From the outside, the Italian Chapel on Orkney would barely catch your eye. Yet, it is a remarkable building, with a remarkable history. A house of God that is also is a monument to the human spirit.
In January 1942, more than a thousand Italian prisoners of war, captured mainly in North Africa, were brought to Orkney. They were needed to construct the Churchill Barriers – four causeways that today act as links between a number of the southern Orkney islands but were originally designed to block eastern access to Scapa Flow following the sinking of HMS Royal Oak by a German U-boat in 1939.
Around 550 prisoners were sent to Camp 60 on the tiny island of Lamb Holm. Wanting a place of worship, they were encouraged by the British authorities to build it themselves. And so they did.
The chapel was constructed from two Nissen huts joined together end to end. The altar was created from concrete left over from work on the barriers, as was the faced at the front. The baptismal font was made from the inside of a car exhaust covered in a layer of concrete.
Among the prisoners was an artist, Domenico Chiocchetti, who painted the sanctuary end of the chapel. Another prisoner, Giuseppe Palumbi, a blacksmith before the war, spent four months constructing the wrought iron rood screen. Much of the metal came from salvage. He also created lanterns out of corned beef cans.
With the work on the Churchill Barriers complete, the prisoners were shipped out in September 1944. Chiocchetti remained behind for two weeks to complete the font on which he was working.
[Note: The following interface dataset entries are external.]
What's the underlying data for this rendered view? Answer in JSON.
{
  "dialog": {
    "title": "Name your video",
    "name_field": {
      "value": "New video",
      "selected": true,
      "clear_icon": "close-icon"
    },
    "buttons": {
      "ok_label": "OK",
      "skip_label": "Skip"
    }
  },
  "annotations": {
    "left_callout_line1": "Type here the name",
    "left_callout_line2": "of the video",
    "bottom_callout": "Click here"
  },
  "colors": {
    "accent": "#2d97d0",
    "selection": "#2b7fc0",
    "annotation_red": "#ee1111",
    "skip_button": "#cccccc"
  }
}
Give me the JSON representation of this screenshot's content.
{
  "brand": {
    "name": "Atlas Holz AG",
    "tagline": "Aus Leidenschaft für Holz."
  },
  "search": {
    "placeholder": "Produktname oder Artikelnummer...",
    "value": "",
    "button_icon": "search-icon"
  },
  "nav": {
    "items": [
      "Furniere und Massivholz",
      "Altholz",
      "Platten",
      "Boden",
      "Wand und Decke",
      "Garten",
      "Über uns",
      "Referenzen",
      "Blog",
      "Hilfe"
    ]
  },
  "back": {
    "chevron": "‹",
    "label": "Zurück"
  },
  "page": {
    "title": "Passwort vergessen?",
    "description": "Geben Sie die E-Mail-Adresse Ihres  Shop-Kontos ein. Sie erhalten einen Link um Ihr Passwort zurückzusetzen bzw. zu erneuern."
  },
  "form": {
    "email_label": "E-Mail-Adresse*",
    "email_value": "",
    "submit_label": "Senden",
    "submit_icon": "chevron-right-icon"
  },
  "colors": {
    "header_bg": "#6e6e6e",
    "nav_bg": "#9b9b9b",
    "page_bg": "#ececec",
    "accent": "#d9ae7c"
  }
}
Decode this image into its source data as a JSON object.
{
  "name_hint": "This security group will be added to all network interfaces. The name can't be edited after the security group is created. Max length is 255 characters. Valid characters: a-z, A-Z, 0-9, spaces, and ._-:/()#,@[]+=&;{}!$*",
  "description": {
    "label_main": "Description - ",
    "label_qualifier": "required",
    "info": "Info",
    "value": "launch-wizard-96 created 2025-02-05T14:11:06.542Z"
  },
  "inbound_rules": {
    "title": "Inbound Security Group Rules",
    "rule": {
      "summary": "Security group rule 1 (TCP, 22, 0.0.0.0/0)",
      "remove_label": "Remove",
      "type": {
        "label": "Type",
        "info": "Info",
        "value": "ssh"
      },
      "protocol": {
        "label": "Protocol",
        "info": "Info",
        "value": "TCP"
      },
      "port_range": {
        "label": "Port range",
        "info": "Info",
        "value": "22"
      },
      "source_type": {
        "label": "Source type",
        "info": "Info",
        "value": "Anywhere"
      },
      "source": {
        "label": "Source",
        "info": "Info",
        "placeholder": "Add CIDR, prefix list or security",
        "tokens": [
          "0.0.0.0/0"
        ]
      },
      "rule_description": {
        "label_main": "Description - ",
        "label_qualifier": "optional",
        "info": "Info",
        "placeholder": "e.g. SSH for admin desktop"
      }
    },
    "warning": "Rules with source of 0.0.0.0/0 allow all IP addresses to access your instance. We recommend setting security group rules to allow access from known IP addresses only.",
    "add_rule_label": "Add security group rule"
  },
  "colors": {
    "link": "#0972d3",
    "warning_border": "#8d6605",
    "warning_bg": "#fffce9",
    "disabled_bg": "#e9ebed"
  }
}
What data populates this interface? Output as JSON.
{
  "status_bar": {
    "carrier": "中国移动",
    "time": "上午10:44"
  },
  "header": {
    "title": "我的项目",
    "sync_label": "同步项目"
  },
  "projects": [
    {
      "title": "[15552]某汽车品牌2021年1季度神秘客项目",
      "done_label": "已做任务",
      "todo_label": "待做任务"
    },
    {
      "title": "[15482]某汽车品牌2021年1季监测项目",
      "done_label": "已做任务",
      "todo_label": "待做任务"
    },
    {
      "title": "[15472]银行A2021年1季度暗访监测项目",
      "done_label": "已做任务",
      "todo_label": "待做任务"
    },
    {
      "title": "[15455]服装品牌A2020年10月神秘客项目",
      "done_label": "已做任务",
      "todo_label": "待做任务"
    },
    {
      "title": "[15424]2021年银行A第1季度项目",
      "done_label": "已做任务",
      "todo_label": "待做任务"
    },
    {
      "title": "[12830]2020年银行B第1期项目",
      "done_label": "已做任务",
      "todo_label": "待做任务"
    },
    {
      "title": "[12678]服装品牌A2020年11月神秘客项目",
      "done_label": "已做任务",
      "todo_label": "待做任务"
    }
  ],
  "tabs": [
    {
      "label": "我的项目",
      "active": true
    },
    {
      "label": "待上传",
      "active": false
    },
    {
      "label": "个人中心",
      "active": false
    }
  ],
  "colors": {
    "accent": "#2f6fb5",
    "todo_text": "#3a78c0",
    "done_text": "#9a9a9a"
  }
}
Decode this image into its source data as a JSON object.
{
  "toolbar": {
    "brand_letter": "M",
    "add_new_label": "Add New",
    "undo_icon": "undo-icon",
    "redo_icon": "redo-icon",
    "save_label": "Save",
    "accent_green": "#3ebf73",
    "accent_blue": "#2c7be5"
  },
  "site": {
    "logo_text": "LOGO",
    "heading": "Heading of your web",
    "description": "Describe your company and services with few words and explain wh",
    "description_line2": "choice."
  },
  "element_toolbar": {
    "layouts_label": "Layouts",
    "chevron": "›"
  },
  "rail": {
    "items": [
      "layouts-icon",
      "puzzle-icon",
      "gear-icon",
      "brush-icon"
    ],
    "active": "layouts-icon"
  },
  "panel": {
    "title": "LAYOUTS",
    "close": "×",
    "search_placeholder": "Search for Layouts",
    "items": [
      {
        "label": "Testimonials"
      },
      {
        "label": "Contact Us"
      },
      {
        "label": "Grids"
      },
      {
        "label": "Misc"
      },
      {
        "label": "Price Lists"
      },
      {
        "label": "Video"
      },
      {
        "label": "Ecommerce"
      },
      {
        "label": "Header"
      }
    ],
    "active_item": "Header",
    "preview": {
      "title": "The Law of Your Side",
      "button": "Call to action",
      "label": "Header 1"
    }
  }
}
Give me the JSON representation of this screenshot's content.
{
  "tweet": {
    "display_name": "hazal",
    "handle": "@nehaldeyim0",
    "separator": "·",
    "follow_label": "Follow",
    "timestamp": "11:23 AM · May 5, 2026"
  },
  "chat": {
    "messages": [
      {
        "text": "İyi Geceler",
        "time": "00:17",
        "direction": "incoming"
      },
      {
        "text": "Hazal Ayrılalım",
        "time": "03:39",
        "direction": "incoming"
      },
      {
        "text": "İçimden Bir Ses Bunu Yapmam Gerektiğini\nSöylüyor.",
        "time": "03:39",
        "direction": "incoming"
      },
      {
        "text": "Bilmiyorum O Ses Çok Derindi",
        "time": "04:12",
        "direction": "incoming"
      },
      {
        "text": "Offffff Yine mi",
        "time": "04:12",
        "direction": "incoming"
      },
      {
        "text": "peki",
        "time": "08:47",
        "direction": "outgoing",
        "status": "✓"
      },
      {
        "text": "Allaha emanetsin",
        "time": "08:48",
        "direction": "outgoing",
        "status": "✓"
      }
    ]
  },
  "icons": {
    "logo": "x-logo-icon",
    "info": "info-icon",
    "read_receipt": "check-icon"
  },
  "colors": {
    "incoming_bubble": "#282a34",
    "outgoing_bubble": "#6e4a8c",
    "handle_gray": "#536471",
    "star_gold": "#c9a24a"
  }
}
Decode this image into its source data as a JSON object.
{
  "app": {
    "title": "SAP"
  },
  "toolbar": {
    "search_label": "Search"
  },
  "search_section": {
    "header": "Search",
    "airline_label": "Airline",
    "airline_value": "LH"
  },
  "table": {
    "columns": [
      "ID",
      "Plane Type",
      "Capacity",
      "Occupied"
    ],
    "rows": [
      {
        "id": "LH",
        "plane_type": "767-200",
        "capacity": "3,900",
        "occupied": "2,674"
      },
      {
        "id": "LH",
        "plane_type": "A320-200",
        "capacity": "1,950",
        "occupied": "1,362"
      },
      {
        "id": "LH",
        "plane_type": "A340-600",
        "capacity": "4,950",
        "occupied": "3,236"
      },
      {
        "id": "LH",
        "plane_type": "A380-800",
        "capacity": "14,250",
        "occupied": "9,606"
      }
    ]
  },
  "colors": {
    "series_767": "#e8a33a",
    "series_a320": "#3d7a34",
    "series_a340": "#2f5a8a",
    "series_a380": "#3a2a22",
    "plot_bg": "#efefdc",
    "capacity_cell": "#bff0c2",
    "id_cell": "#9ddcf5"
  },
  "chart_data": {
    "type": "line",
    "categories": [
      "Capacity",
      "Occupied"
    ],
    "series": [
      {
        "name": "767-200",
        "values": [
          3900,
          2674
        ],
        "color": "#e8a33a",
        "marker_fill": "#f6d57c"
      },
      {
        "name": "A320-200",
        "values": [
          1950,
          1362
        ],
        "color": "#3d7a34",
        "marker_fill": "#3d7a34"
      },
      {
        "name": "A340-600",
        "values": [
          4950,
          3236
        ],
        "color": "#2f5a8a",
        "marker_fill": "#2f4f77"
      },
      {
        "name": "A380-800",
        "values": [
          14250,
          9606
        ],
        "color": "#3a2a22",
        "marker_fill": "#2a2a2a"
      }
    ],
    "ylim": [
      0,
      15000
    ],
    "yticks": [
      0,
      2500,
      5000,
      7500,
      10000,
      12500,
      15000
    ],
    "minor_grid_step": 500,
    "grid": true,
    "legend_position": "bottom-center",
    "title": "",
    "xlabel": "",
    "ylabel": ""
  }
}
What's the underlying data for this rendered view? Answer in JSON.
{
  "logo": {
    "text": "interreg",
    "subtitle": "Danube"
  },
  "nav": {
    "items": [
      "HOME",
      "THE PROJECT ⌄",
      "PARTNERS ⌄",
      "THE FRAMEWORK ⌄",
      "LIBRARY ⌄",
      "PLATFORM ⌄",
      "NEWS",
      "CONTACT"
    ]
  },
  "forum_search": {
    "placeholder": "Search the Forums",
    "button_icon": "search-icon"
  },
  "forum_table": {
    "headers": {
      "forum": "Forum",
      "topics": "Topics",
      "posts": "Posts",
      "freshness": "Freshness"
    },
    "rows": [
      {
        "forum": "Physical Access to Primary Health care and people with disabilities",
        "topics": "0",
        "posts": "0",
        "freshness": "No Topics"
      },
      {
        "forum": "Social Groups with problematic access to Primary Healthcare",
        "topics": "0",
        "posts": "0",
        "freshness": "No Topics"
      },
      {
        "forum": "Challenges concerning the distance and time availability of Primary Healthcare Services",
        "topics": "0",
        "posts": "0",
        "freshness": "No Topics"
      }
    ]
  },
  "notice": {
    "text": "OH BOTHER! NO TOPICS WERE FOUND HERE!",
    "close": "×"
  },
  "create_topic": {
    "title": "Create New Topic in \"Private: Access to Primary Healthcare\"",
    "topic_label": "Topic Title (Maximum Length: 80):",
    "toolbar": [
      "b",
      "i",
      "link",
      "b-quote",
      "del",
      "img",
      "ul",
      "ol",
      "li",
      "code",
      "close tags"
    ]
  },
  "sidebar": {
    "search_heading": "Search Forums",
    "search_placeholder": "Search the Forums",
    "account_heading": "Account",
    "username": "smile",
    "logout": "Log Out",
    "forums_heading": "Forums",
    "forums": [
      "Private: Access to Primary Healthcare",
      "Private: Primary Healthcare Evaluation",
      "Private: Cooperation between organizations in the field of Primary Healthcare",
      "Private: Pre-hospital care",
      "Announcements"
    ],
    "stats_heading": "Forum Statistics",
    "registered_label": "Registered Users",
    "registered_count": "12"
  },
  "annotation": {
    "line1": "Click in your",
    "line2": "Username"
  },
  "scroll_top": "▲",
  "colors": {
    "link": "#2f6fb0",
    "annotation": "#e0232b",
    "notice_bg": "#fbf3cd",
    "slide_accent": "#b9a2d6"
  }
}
After the war, a demolition team was tasked with taking down the camp. But they refused to touch the prisoners’ chapel.
In their book Bolsters, Blocks and Barriers, which tells the story of the building of the Churchill Barriers, Alistair and Anne Cormack talk to some of the prisoners from Camp 60. One of them Bruno Volpi sums what led them to build the chapel:
What is it that made prisoners of war work so feverishly with partially or totally inadequate means at their disposal? It was the wish to show to oneself first, and to the world then, that in spite of being trapped in a barbed wire camp, down in spirit, physically and morally deprived of many things, one could still find something inside that could be set free.
People cannot be judged by their precarious situations. Their culture, spirit and will to express themselves in creative thoughts and deeds are stronger than my limitation to freedom. This is the spirit that gave birth to the works of art on Lamb Holm.
An unexpected treat.
Thank you for sharing that, Kenan. Reminding ourselves of beauty is always replenishing.
An encouraging post today.
Thanks so much for drawing attention to this inspiring place.
lovely positive story. tHanks.
I attended a service in that chapel a couple of summers ago. It was the most profound experience, with a sermon praying for peace, and talking about the people who built it. It’s an incredible building
I visited the Italian Chapel many years ago and I can confirm it is stunning and uplifting.